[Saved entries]
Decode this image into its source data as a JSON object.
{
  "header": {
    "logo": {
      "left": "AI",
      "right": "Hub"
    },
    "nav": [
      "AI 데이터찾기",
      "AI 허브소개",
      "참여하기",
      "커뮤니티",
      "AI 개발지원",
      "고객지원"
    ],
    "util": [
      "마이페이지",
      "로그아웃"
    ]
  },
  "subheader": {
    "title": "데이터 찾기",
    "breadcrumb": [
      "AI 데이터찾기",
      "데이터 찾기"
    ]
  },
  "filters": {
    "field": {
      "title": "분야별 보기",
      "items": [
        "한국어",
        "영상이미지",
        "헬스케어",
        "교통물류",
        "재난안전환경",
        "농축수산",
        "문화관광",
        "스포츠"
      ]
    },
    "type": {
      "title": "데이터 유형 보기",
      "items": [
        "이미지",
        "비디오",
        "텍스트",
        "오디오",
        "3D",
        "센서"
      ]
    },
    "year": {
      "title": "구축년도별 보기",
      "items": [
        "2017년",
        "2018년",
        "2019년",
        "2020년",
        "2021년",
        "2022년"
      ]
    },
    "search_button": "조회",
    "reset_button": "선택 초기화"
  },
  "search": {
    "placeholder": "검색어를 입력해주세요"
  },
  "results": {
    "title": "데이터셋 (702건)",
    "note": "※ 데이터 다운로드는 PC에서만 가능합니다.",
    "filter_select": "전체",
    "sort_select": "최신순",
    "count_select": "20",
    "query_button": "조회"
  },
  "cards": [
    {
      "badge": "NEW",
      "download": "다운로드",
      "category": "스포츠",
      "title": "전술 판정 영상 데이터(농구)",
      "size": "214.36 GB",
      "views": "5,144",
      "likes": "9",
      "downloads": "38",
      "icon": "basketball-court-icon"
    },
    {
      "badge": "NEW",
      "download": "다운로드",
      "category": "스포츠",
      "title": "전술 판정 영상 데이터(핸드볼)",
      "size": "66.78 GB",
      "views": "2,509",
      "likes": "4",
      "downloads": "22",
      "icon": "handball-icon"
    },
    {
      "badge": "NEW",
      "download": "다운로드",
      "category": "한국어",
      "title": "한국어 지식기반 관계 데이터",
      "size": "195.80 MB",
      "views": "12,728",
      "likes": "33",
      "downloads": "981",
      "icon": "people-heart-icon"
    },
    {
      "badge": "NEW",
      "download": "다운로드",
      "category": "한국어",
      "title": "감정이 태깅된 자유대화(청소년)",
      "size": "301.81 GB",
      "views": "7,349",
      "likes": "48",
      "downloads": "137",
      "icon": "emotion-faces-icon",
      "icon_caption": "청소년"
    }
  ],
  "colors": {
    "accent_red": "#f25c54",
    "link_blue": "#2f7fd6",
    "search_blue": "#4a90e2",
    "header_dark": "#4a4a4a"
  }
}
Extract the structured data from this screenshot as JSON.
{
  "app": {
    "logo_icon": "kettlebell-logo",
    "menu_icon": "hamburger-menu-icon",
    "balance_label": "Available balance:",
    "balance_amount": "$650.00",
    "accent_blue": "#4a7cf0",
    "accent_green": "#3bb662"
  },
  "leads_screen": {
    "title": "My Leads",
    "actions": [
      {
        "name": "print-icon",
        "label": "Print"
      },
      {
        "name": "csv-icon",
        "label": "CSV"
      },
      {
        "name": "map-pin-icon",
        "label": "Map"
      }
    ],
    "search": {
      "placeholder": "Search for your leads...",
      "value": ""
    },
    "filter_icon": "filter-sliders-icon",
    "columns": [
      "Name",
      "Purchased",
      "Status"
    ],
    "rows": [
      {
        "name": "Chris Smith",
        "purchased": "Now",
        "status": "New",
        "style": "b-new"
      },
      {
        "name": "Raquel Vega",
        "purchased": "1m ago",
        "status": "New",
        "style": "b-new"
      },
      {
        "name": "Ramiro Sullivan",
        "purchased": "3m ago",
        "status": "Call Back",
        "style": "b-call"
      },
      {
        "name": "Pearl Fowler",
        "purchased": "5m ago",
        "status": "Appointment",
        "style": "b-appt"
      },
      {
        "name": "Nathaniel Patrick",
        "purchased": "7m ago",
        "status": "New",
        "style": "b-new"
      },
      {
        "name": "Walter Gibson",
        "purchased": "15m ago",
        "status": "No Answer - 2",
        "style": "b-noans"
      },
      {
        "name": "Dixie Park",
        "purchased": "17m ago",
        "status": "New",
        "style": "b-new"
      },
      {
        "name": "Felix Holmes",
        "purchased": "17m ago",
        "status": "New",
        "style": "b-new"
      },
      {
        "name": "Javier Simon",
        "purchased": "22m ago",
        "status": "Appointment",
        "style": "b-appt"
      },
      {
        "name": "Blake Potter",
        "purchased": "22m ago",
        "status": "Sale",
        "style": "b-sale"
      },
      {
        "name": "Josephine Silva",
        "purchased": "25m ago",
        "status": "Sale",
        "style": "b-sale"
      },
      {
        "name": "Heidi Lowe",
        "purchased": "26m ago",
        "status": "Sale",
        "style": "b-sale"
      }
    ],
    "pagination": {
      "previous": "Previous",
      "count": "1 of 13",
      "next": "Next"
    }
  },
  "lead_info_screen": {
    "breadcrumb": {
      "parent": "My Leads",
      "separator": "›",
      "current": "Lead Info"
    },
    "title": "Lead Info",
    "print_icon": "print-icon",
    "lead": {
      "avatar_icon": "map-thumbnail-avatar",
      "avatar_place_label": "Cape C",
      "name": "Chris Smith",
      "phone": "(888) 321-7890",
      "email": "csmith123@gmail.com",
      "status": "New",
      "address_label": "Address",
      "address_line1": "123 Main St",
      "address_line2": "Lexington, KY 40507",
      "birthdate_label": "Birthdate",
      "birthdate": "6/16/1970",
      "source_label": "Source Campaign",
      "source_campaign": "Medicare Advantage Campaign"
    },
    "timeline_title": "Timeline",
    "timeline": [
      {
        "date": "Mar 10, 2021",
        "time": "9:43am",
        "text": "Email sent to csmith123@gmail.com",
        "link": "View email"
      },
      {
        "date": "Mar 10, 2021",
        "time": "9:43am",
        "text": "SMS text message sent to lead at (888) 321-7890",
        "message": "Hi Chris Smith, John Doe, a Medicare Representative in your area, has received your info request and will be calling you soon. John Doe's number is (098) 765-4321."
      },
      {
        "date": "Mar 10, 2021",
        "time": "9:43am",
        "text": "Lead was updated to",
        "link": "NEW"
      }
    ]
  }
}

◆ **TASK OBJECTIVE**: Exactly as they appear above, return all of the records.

◆ **SOLVED EXERCISE**:
Decode this image into its source data as a JSON object.
{
  "header": {
    "logo": {
      "left": "AI",
      "right": "Hub"
    },
    "nav": [
      "AI 데이터찾기",
      "AI 허브소개",
      "참여하기",
      "커뮤니티",
      "AI 개발지원",
      "고객지원"
    ],
    "util": [
      "마이페이지",
      "로그아웃"
    ]
  },
  "subheader": {
    "title": "데이터 찾기",
    "breadcrumb": [
      "AI 데이터찾기",
      "데이터 찾기"
    ]
  },
  "filters": {
    "field": {
      "title": "분야별 보기",
      "items": [
        "한국어",
        "영상이미지",
        "헬스케어",
        "교통물류",
        "재난안전환경",
        "농축수산",
        "문화관광",
        "스포츠"
      ]
    },
    "type": {
      "title": "데이터 유형 보기",
      "items": [
        "이미지",
        "비디오",
        "텍스트",
        "오디오",
        "3D",
        "센서"
      ]
    },
    "year": {
      "title": "구축년도별 보기",
      "items": [
        "2017년",
        "2018년",
        "2019년",
        "2020년",
        "2021년",
        "2022년"
      ]
    },
    "search_button": "조회",
    "reset_button": "선택 초기화"
  },
  "search": {
    "placeholder": "검색어를 입력해주세요"
  },
  "results": {
    "title": "데이터셋 (702건)",
    "note": "※ 데이터 다운로드는 PC에서만 가능합니다.",
    "filter_select": "전체",
    "sort_select": "최신순",
    "count_select": "20",
    "query_button": "조회"
  },
  "cards": [
    {
      "badge": "NEW",
      "download": "다운로드",
      "category": "스포츠",
      "title": "전술 판정 영상 데이터(농구)",
      "size": "214.36 GB",
      "views": "5,144",
      "likes": "9",
      "downloads": "38",
      "icon": "basketball-court-icon"
    },
    {
      "badge": "NEW",
      "download": "다운로드",
      "category": "스포츠",
      "title": "전술 판정 영상 데이터(핸드볼)",
      "size": "66.78 GB",
      "views": "2,509",
      "likes": "4",
      "downloads": "22",
      "icon": "handball-icon"
    },
    {
      "badge": "NEW",
      "download": "다운로드",
      "category": "한국어",
      "title": "한국어 지식기반 관계 데이터",
      "size": "195.80 MB",
      "views": "12,728",
      "likes": "33",
      "downloads": "981",
      "icon": "people-heart-icon"
    },
    {
      "badge": "NEW",
      "download": "다운로드",
      "category": "한국어",
      "title": "감정이 태깅된 자유대화(청소년)",
      "size": "301.81 GB",
      "views": "7,349",
      "likes": "48",
      "downloads": "137",
      "icon": "emotion-faces-icon",
      "icon_caption": "청소년"
    }
  ],
  "colors": {
    "accent_red": "#f25c54",
    "link_blue": "#2f7fd6",
    "search_blue": "#4a90e2",
    "header_dark": "#4a4a4a"
  }
}
Extract the structured data from this screenshot as JSON.
{
  "app": {
    "logo_icon": "kettlebell-logo",
    "menu_icon": "hamburger-menu-icon",
    "balance_label": "Available balance:",
    "balance_amount": "$650.00",
    "accent_blue": "#4a7cf0",
    "accent_green": "#3bb662"
  },
  "leads_screen": {
    "title": "My Leads",
    "actions": [
      {
        "name": "print-icon",
        "label": "Print"
      },
      {
        "name": "csv-icon",
        "label": "CSV"
      },
      {
        "name": "map-pin-icon",
        "label": "Map"
      }
    ],
    "search": {
      "placeholder": "Search for your leads...",
      "value": ""
    },
    "filter_icon": "filter-sliders-icon",
    "columns": [
      "Name",
      "Purchased",
      "Status"
    ],
    "rows": [
      {
        "name": "Chris Smith",
        "purchased": "Now",
        "status": "New",
        "style": "b-new"
      },
      {
        "name": "Raquel Vega",
        "purchased": "1m ago",
        "status": "New",
        "style": "b-new"
      },
      {
        "name": "Ramiro Sullivan",
        "purchased": "3m ago",
        "status": "Call Back",
        "style": "b-call"
      },
      {
        "name": "Pearl Fowler",
        "purchased": "5m ago",
        "status": "Appointment",
        "style": "b-appt"
      },
      {
        "name": "Nathaniel Patrick",
        "purchased": "7m ago",
        "status": "New",
        "style": "b-new"
      },
      {
        "name": "Walter Gibson",
        "purchased": "15m ago",
        "status": "No Answer - 2",
        "style": "b-noans"
      },
      {
        "name": "Dixie Park",
        "purchased": "17m ago",
        "status": "New",
        "style": "b-new"
      },
      {
        "name": "Felix Holmes",
        "purchased": "17m ago",
        "status": "New",
        "style": "b-new"
      },
      {
        "name": "Javier Simon",
        "purchased": "22m ago",
        "status": "Appointment",
        "style": "b-appt"
      },
      {
        "name": "Blake Potter",
        "purchased": "22m ago",
        "status": "Sale",
        "style": "b-sale"
      },
      {
        "name": "Josephine Silva",
        "purchased": "25m ago",
        "status": "Sale",
        "style": "b-sale"
      },
      {
        "name": "Heidi Lowe",
        "purchased": "26m ago",
        "status": "Sale",
        "style": "b-sale"
      }
    ],
    "pagination": {
      "previous": "Previous",
      "count": "1 of 13",
      "next": "Next"
    }
  },
  "lead_info_screen": {
    "breadcrumb": {
      "parent": "My Leads",
      "separator": "›",
      "current": "Lead Info"
    },
    "title": "Lead Info",
    "print_icon": "print-icon",
    "lead": {
      "avatar_icon": "map-thumbnail-avatar",
      "avatar_place_label": "Cape C",
      "name": "Chris Smith",
      "phone": "(888) 321-7890",
      "email": "csmith123@gmail.com",
      "status": "New",
      "address_label": "Address",
      "address_line1": "123 Main St",
      "address_line2": "Lexington, KY 40507",
      "birthdate_label": "Birthdate",
      "birthdate": "6/16/1970",
      "source_label": "Source Campaign",
      "source_campaign": "Medicare Advantage Campaign"
    },
    "timeline_title": "Timeline",
    "timeline": [
      {
        "date": "Mar 10, 2021",
        "time": "9:43am",
        "text": "Email sent to csmith123@gmail.com",
        "link": "View email"
      },
      {
        "date": "Mar 10, 2021",
        "time": "9:43am",
        "text": "SMS text message sent to lead at (888) 321-7890",
        "message": "Hi Chris Smith, John Doe, a Medicare Representative in your area, has received your info request and will be calling you soon. John Doe's number is (098) 765-4321."
      },
      {
        "date": "Mar 10, 2021",
        "time": "9:43am",
        "text": "Lead was updated to",
        "link": "NEW"
      }
    ]
  }
}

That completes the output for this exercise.